#### Brief:
All entries must be returned precisely as they appear.

===============

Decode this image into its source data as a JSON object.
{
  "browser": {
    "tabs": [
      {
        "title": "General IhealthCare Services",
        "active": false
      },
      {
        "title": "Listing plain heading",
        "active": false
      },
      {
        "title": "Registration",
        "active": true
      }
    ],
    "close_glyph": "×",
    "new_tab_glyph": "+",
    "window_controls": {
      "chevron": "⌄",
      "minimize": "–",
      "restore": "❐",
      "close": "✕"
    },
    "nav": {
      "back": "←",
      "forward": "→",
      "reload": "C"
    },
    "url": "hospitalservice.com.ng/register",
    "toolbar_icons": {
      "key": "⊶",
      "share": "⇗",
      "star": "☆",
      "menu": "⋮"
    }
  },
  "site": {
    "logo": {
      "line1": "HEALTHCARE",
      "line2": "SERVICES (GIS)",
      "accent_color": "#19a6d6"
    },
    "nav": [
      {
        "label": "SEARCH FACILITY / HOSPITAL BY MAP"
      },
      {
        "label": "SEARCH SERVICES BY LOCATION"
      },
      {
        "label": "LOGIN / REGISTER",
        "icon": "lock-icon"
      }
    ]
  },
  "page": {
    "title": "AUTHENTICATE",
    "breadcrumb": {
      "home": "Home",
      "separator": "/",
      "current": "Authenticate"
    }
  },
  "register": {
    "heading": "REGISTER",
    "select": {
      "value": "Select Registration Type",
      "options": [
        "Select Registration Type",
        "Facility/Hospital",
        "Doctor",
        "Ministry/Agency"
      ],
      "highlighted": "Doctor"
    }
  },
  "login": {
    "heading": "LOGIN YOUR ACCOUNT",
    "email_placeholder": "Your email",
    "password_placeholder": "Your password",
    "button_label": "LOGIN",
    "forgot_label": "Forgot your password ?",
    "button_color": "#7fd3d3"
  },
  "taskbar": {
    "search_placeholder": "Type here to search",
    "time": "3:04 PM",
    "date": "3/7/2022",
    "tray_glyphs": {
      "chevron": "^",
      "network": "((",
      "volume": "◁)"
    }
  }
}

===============

#### Solution to the exercise:
Decode this image into its source data as a JSON object.
{
  "browser": {
    "tabs": [
      {
        "title": "General IhealthCare Services",
        "active": false
      },
      {
        "title": "Listing plain heading",
        "active": false
      },
      {
        "title": "Registration",
        "active": true
      }
    ],
    "close_glyph": "×",
    "new_tab_glyph": "+",
    "window_controls": {
      "chevron": "⌄",
      "minimize": "–",
      "restore": "❐",
      "close": "✕"
    },
    "nav": {
      "back": "←",
      "forward": "→",
      "reload": "C"
    },
    "url": "hospitalservice.com.ng/register",
    "toolbar_icons": {
      "key": "⊶",
      "share": "⇗",
      "star": "☆",
      "menu": "⋮"
    }
  },
  "site": {
    "logo": {
      "line1": "HEALTHCARE",
      "line2": "SERVICES (GIS)",
      "accent_color": "#19a6d6"
    },
    "nav": [
      {
        "label": "SEARCH FACILITY / HOSPITAL BY MAP"
      },
      {
        "label": "SEARCH SERVICES BY LOCATION"
      },
      {
        "label": "LOGIN / REGISTER",
        "icon": "lock-icon"
      }
    ]
  },
  "page": {
    "title": "AUTHENTICATE",
    "breadcrumb": {
      "home": "Home",
      "separator": "/",
      "current": "Authenticate"
    }
  },
  "register": {
    "heading": "REGISTER",
    "select": {
      "value": "Select Registration Type",
      "options": [
        "Select Registration Type",
        "Facility/Hospital",
        "Doctor",
        "Ministry/Agency"
      ],
      "highlighted": "Doctor"
    }
  },
  "login": {
    "heading": "LOGIN YOUR ACCOUNT",
    "email_placeholder": "Your email",
    "password_placeholder": "Your password",
    "button_label": "LOGIN",
    "forgot_label": "Forgot your password ?",
    "button_color": "#7fd3d3"
  },
  "taskbar": {
    "search_placeholder": "Type here to search",
    "time": "3:04 PM",
    "date": "3/7/2022",
    "tray_glyphs": {
      "chevron": "^",
      "network": "((",
      "volume": "◁)"
    }
  }
}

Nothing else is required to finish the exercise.